## Exercise brief:
Which lines of the entries contain the string "name"? Copy each of them.

Website and app data records:
⟨
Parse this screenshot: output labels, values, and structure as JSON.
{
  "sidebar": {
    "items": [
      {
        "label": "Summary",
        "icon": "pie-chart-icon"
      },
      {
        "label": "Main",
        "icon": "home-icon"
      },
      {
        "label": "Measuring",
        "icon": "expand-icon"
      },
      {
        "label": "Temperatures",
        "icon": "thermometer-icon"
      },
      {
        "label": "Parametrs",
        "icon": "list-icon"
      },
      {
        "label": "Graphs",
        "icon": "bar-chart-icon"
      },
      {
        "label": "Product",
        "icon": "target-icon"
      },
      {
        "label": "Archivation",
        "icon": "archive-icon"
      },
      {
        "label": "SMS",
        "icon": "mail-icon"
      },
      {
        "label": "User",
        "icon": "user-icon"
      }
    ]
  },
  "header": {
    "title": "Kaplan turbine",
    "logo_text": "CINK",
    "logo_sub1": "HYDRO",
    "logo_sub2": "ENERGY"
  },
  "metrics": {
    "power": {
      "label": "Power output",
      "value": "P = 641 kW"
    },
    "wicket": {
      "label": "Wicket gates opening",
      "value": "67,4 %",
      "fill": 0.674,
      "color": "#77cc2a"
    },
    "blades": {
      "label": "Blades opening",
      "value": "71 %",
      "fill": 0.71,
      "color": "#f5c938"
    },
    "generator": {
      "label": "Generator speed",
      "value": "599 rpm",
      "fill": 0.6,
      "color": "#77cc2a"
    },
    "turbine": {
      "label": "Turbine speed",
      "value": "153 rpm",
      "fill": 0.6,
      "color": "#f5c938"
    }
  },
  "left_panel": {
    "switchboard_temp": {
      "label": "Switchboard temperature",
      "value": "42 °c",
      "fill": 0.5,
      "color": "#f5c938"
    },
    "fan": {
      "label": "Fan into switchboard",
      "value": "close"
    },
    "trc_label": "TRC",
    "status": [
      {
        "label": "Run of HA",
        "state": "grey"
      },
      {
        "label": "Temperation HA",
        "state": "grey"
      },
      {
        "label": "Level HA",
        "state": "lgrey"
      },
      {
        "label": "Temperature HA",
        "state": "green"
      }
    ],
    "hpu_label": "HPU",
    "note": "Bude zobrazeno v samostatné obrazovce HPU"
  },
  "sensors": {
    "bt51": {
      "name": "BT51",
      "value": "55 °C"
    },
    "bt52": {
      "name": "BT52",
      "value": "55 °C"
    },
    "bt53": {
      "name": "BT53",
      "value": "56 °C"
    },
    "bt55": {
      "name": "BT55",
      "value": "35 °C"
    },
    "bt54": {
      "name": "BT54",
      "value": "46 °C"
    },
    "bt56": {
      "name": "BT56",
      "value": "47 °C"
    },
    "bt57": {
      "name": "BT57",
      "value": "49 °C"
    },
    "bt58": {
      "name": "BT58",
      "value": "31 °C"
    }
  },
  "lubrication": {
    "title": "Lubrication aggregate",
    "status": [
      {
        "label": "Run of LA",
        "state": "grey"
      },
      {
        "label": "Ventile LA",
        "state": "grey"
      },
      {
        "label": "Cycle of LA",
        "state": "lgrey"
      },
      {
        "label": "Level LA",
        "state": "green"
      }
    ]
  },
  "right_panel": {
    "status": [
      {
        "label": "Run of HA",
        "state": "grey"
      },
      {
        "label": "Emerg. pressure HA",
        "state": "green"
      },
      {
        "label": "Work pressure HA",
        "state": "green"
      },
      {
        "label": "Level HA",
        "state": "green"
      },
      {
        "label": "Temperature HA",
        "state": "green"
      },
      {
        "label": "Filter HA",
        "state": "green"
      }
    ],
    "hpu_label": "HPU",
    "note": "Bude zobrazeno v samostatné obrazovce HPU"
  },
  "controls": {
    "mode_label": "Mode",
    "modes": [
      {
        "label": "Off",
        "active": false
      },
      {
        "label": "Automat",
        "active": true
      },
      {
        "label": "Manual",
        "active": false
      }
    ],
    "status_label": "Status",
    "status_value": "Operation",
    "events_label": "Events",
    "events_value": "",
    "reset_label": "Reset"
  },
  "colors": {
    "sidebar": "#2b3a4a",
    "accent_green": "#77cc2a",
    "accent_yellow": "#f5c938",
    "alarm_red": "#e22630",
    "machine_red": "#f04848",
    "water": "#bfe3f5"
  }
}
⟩
## Response to the task:
      "name": "BT51",
      "name": "BT52",
      "name": "BT53",
      "name": "BT55",
      "name": "BT54",
      "name": "BT56",
      "name": "BT57",
      "name": "BT58",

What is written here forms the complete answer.